BOZEMAN — When 7 miles of outdated guardrail are replaced along Highway 191 in Gallatin Canyon this summer, the system will meet the same safety standards as other new roadside barriers in Montana. What makes the $1.7 million project different is that Montana State University students produced the drawings and other specifications needed to make it a reality.

 In what's called the Design Unit at MSU, civil engineering undergraduates work alongside Montana Department of Transportation staff to get hands-on experience while lightening the load on an agency that typically has more than 300 projects in its queue, according to Chad Welborn, the program's manager. The students work on up to 10 projects at a time, he said.

 "When (the plans) leave our office, they're ready for the contractor to bid on the project," Welborn said. Other recent projects include a safer road curve near Pony, a multi-use path through Arlee and upgrades to a rest area near Missoula.

(MSU Photo by Adrian Sanchez-Gonzalez.)

 "This program provides outstanding opportunities for our students to apply their education to projects that improve Montana," said Craig Woolard, head of the Department of Civil Engineering in MSU's Norm Asbjornson College of Engineering.

"It's very real-world," said Hannah Joki, a Helena native who started by working in the Design Unit during the summer after her sophomore year. "A lot of internships aren't this hands-on."

 During her two years in the program, Joki helped design replacement culverts near Lookout Pass that will improve roadside drainage and also passage for trout and other fish. Using computer drafting software, she also completed maps needed for permitting multiple other projects.

 The eight students in the Design Unit create stormwater permit maps for MDT projects, according to Danae Giannetti, one of three MDT Design Unit engineers. The students also conduct the annual update of a thick book that specifies standard design details, such as how a guardrail bolts to a post. And the students maintain MDT's maps of all the airports in the state. The program operates as a paid internship in which students typically work full-time during summers and part-time throughout the school year.

 Besides getting real work done for MDT, the program is an opportunity for the agency to invest in students by giving them a solid foundation of knowledge that will serve them well if they go on to work at MDT, according to Design Unit engineer Rod Payne. "We can step back and focus on fundamentals," he said.

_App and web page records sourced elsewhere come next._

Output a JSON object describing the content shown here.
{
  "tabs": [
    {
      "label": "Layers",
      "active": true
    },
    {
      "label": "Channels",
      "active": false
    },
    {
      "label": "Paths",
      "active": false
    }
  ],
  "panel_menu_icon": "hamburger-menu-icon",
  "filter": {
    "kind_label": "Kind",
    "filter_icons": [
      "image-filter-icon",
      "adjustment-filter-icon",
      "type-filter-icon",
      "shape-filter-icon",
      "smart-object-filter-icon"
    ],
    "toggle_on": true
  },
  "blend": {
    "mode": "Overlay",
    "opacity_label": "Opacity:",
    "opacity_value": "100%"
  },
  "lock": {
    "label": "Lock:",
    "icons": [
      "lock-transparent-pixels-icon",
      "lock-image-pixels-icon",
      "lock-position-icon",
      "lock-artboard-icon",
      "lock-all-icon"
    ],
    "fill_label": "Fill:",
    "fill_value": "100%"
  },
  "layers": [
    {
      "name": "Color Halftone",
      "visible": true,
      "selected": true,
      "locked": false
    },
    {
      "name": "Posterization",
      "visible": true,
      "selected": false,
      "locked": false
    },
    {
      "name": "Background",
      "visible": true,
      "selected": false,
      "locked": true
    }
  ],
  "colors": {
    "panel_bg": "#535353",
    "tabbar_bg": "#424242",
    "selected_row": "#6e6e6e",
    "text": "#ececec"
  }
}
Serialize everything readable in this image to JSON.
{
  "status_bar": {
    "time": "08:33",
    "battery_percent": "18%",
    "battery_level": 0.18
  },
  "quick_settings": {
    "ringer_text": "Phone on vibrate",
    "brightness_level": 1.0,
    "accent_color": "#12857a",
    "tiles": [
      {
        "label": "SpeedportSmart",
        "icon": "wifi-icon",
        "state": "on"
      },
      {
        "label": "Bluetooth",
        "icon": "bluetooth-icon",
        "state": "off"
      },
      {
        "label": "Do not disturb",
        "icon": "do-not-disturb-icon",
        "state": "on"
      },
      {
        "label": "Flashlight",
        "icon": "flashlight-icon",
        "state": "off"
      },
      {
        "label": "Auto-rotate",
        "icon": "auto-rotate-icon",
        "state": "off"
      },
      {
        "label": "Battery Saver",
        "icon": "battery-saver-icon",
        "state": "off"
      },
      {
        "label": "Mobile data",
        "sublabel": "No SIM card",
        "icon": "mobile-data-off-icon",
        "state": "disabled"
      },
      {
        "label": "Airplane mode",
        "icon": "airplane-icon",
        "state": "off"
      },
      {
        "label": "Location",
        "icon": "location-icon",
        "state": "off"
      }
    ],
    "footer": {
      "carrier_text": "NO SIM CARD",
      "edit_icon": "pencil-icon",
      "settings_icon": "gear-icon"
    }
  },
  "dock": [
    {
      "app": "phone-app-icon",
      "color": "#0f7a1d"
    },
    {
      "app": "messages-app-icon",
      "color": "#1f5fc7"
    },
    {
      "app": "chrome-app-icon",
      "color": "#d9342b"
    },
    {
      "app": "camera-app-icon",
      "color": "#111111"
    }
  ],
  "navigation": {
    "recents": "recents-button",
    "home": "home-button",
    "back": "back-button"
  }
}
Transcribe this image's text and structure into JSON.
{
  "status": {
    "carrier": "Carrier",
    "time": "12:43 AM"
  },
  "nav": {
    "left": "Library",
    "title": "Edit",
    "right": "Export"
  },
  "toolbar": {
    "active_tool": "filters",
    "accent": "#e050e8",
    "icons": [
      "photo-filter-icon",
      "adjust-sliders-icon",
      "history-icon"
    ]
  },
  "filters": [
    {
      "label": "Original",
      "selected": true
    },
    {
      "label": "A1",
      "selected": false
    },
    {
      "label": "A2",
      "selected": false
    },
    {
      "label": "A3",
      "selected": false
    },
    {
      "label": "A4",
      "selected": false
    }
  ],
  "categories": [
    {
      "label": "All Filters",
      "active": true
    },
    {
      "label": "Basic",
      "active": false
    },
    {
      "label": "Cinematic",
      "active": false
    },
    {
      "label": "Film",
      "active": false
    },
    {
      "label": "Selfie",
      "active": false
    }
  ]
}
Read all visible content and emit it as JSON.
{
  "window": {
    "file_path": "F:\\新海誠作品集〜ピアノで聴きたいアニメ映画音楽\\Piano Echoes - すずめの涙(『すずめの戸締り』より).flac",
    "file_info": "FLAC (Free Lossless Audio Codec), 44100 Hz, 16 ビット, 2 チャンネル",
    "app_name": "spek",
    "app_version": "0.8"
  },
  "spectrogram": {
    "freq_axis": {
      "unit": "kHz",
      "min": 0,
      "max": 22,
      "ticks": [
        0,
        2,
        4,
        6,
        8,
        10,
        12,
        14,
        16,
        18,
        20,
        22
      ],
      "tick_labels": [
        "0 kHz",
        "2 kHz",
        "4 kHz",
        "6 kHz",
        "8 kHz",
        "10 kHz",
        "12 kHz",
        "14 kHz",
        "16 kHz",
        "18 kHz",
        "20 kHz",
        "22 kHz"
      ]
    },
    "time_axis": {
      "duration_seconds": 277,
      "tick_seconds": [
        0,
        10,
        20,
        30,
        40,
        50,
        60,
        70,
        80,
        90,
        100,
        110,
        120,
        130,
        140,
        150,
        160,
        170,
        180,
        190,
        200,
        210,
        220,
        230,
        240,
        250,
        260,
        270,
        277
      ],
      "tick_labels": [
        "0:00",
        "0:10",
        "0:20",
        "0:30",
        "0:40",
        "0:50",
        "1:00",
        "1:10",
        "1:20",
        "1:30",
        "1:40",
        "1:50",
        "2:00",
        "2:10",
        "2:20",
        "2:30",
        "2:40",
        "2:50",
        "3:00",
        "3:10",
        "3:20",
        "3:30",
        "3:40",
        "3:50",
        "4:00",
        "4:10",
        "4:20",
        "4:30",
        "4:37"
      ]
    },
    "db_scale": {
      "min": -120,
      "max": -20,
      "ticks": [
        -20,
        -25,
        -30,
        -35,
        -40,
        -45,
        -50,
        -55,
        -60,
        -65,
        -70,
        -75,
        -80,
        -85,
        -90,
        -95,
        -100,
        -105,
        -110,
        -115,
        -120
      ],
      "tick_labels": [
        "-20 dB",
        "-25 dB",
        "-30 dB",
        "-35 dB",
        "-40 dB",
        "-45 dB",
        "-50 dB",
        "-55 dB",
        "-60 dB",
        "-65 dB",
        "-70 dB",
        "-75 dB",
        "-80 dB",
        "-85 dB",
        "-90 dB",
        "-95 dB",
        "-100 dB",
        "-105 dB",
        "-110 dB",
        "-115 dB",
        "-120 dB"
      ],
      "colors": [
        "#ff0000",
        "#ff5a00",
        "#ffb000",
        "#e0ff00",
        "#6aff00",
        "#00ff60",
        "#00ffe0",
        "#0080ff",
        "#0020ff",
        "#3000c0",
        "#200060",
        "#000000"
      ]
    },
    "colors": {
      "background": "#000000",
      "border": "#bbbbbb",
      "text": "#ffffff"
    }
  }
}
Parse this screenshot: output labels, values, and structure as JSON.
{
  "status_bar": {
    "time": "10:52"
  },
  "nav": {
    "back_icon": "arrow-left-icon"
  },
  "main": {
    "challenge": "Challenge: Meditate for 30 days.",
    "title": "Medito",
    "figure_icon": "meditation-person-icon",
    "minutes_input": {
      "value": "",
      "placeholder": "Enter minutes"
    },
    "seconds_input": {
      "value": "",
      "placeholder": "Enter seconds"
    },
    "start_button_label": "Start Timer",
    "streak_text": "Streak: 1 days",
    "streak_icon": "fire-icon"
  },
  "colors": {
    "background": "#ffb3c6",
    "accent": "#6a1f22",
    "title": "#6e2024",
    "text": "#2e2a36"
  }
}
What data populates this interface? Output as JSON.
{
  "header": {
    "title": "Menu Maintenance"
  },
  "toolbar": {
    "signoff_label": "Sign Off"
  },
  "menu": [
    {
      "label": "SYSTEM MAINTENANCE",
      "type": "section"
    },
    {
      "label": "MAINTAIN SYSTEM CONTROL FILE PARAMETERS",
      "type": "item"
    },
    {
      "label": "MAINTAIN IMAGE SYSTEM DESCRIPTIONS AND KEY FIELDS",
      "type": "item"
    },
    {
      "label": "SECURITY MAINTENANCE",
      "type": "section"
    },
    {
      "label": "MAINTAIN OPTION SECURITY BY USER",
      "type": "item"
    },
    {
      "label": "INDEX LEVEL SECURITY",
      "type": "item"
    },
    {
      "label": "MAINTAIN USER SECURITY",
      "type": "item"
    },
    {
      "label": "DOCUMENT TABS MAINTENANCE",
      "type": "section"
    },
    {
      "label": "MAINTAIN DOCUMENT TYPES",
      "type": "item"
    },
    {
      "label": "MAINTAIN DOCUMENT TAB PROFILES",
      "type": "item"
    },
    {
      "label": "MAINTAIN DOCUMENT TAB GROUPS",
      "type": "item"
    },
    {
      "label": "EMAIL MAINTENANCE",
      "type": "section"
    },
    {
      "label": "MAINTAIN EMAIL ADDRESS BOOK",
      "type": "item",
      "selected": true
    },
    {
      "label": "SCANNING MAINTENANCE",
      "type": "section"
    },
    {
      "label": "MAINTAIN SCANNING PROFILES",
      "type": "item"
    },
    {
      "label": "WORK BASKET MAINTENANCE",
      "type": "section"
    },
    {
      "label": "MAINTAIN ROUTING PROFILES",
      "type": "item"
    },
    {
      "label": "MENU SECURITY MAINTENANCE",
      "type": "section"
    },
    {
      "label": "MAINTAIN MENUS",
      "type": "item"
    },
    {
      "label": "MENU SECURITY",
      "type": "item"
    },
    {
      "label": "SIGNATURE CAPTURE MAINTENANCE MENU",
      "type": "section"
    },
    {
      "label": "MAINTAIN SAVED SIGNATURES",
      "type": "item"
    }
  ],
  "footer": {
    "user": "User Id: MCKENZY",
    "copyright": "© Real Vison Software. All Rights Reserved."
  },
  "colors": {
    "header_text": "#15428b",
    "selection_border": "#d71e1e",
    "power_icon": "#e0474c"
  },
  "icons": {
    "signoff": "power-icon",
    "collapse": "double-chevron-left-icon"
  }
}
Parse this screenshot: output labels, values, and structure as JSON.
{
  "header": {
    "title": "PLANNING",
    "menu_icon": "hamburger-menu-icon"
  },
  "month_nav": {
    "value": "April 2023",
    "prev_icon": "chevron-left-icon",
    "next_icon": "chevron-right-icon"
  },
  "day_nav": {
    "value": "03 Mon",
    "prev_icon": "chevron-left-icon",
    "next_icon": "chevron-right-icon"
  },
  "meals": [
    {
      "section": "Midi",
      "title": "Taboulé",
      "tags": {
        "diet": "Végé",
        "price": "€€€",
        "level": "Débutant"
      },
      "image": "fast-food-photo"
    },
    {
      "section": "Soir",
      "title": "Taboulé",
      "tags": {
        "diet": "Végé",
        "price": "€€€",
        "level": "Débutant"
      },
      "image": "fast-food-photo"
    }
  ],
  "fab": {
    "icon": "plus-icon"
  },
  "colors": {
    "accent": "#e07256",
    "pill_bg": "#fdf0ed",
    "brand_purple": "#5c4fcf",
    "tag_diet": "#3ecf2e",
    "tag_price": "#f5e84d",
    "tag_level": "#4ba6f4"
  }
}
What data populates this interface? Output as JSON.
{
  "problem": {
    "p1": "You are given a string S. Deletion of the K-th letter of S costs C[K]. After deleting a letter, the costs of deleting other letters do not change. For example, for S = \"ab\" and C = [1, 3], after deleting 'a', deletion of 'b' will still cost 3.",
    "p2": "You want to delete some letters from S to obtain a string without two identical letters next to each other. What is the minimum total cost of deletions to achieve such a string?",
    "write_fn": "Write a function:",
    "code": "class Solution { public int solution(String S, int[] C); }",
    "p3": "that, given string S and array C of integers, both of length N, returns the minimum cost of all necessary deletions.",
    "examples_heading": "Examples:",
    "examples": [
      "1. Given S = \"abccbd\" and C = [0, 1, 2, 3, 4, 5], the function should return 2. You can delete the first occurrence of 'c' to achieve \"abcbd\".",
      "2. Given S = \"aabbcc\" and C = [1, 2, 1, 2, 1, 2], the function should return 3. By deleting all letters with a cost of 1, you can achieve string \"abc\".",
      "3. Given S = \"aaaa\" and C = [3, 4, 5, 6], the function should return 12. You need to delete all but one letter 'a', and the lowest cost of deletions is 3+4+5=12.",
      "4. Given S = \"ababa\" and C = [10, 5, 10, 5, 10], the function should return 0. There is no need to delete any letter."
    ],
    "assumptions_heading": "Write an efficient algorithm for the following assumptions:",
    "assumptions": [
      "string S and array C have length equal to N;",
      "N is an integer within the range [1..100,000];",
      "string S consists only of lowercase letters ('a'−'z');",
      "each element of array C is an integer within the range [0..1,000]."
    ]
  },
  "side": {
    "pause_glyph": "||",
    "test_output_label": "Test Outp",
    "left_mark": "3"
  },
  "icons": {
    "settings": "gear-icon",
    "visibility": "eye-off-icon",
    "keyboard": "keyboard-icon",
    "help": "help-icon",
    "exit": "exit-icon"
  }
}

 Since MDT began administering the program in partnership with MSU more than 25 years ago, about 60 program alumni have joined MDT for their first job after college, according to Welborn. He estimates that roughly the same number have found work in Montana with companies that contract engineering services with MDT. Joki, who graduated from MSU in May with a bachelor's in civil engineering, will begin her new job this summer as a field engineer in MDT's Kalispell construction field office.

 Dwane Kailey, who worked for more than a year in the Design Unit starting in 1992, also got a job at MDT following graduation. Now he is a chief engineer at MDT and administers the agency's Highways and Engineering Division.

 "The thing I liked about it was that it supplied us with a lot of practical experience," Kailey said. While designing a renovation of the main road through Big Timber, his adviser taught him the importance of meticulously documenting each design decision -- a skill that has served him well, he said.

 That's one reason why Design Unit students are so sought-after by MDT following graduation. They have projects waiting for them, Kailey said. "They're able to hit the ground running, jump right in and start designing away."

 - By Marshall Swearingen, MSU News Service -